When do we need to use AASM

I am searching AASM gem to apply my demo project but I am wondering when I really need to use it and use it in what case? What is advantages and disadvantages?

So if someone has experiences on it, could you tell me know.

Best regards,


Its a state management gem usually used in ecommerce . I’ve used them in healthcare products and social networking.

Ecommerce - Cart status : new , order_placed, :shipped, feedback_provided

Healthcare - Bed status : new, has_patient, :patiend_discharged, patient_billed

Social networking - Friendship , :friends, :request_sent, :request_accepted, :request_rejected,



Although I do see it work well in some cases, I also see state machine implemented badly in other cases. In particular, I find that it encourages an over-use an over-reliance on the callback hook pattern (in the context of AASM, attaching methods to specific transitions).

In smaller implementations it can work well, but as the complexity of domain logic grows it often breaks down and leads to difficult to debug code (and smelly code).

So with all things Rails, your mileage may vary. I would suggest reading up on DCI and thinking about how it might look to build an object (in the context of DCI, this is called a “context object”) that represented all the things the state transition does itself. For example, if you were going to ship a shipment, you would want to 1) change its state, 2) mark it shipped_at, 3) send an email, 4) etc, etc.

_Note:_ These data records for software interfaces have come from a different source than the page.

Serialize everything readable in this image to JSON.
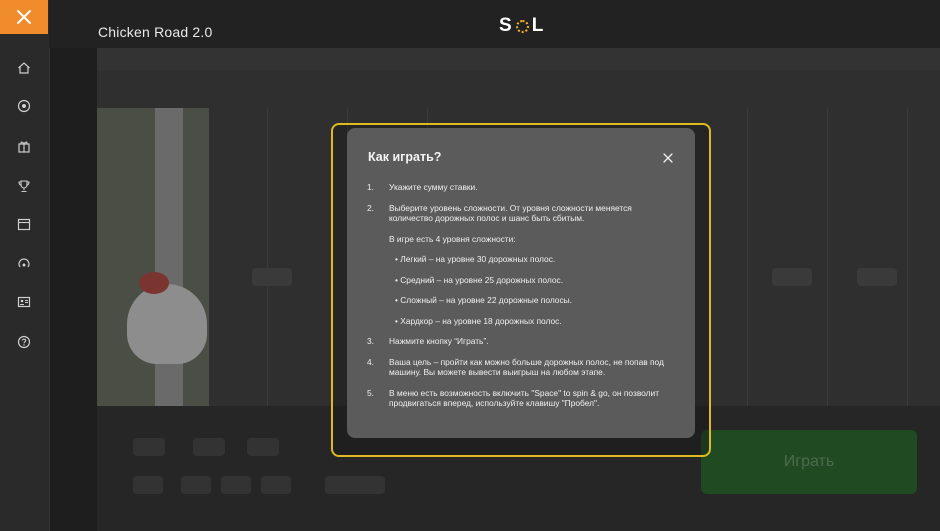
{
  "header": {
    "game_title": "Chicken Road 2.0",
    "logo_left": "S",
    "logo_right": "L"
  },
  "sidebar": {
    "items": [
      {
        "icon": "home-icon"
      },
      {
        "icon": "soccer-ball-icon"
      },
      {
        "icon": "gift-icon"
      },
      {
        "icon": "trophy-icon"
      },
      {
        "icon": "calendar-icon"
      },
      {
        "icon": "live-icon"
      },
      {
        "icon": "id-card-icon"
      },
      {
        "icon": "help-icon"
      }
    ]
  },
  "modal": {
    "title": "Как играть?",
    "steps": [
      {
        "num": "1.",
        "text": "Укажите сумму ставки."
      },
      {
        "num": "2.",
        "text": "Выберите уровень сложности. От уровня сложности меняется количество дорожных полос и шанс быть сбитым."
      }
    ],
    "levels_intro": "В игре есть 4 уровня сложности:",
    "levels": [
      "• Легкий – на уровне 30 дорожных полос.",
      "• Средний – на уровне 25 дорожных полос.",
      "• Сложный – на уровне 22 дорожные полосы.",
      "• Хардкор – на уровне 18 дорожных полос."
    ],
    "steps_after": [
      {
        "num": "3.",
        "text": "Нажмите кнопку “Играть”."
      },
      {
        "num": "4.",
        "text": "Ваша цель – пройти как можно больше дорожных полос, не попав под машину. Вы можете вывести выигрыш на любом этапе."
      },
      {
        "num": "5.",
        "text": "В меню есть возможность включить \"Space\" to spin & go, он позволит продвигаться вперед, используйте клавишу \"Пробел\"."
      }
    ]
  },
  "controls": {
    "play_label": "Играть"
  },
  "colors": {
    "accent": "#f08c2c",
    "frame": "#e2b820",
    "modal_bg": "#5b5b5b"
  }
}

The idea behind DCI is that we consider the transition itself to be domain knowledge and give it a first-order class (although certainly not an Activerecord object) in our app. That’s the basic gist of it. It is also possible to use a state machine pattern alongside DCI or DCI-like patterns. I think the questions is, how much do you use State machine and how much do you rely on attaching hooks to your transitions.